TASK GOAL: Your answer should be the full set of records, printed exactly as they stand.

SOURCE RECORDS:

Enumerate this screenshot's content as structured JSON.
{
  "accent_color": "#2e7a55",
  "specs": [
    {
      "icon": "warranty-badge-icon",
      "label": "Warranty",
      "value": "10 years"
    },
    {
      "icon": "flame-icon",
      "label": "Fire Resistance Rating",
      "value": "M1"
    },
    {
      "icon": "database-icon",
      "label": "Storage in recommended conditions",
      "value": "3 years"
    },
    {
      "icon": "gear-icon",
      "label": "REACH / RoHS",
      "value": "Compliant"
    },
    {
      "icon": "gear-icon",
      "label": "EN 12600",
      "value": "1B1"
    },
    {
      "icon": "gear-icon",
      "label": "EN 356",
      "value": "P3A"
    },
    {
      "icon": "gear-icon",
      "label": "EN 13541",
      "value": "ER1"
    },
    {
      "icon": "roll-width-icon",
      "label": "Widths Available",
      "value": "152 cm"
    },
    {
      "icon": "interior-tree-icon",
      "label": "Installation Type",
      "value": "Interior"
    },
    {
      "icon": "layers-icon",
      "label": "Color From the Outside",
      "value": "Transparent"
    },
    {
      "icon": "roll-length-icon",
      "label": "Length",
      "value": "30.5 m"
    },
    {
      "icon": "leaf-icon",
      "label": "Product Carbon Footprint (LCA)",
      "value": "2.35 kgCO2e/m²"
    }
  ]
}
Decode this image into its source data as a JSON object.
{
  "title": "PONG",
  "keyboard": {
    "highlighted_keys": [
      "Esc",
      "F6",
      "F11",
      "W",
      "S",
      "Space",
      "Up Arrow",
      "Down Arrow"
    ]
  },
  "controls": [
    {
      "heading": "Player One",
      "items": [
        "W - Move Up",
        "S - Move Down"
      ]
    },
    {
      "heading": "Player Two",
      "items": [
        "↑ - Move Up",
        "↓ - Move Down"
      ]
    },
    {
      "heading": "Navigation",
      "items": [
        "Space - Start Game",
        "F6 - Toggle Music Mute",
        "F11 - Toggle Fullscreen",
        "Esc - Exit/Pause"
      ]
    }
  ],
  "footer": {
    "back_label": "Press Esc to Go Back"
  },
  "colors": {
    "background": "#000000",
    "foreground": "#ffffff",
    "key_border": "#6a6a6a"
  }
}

EXERCISE RESULT:
Enumerate this screenshot's content as structured JSON.
{
  "accent_color": "#2e7a55",
  "specs": [
    {
      "icon": "warranty-badge-icon",
      "label": "Warranty",
      "value": "10 years"
    },
    {
      "icon": "flame-icon",
      "label": "Fire Resistance Rating",
      "value": "M1"
    },
    {
      "icon": "database-icon",
      "label": "Storage in recommended conditions",
      "value": "3 years"
    },
    {
      "icon": "gear-icon",
      "label": "REACH / RoHS",
      "value": "Compliant"
    },
    {
      "icon": "gear-icon",
      "label": "EN 12600",
      "value": "1B1"
    },
    {
      "icon": "gear-icon",
      "label": "EN 356",
      "value": "P3A"
    },
    {
      "icon": "gear-icon",
      "label": "EN 13541",
      "value": "ER1"
    },
    {
      "icon": "roll-width-icon",
      "label": "Widths Available",
      "value": "152 cm"
    },
    {
      "icon": "interior-tree-icon",
      "label": "Installation Type",
      "value": "Interior"
    },
    {
      "icon": "layers-icon",
      "label": "Color From the Outside",
      "value": "Transparent"
    },
    {
      "icon": "roll-length-icon",
      "label": "Length",
      "value": "30.5 m"
    },
    {
      "icon": "leaf-icon",
      "label": "Product Carbon Footprint (LCA)",
      "value": "2.35 kgCO2e/m²"
    }
  ]
}
Decode this image into its source data as a JSON object.
{
  "title": "PONG",
  "keyboard": {
    "highlighted_keys": [
      "Esc",
      "F6",
      "F11",
      "W",
      "S",
      "Space",
      "Up Arrow",
      "Down Arrow"
    ]
  },
  "controls": [
    {
      "heading": "Player One",
      "items": [
        "W - Move Up",
        "S - Move Down"
      ]
    },
    {
      "heading": "Player Two",
      "items": [
        "↑ - Move Up",
        "↓ - Move Down"
      ]
    },
    {
      "heading": "Navigation",
      "items": [
        "Space - Start Game",
        "F6 - Toggle Music Mute",
        "F11 - Toggle Fullscreen",
        "Esc - Exit/Pause"
      ]
    }
  ],
  "footer": {
    "back_label": "Press Esc to Go Back"
  },
  "colors": {
    "background": "#000000",
    "foreground": "#ffffff",
    "key_border": "#6a6a6a"
  }
}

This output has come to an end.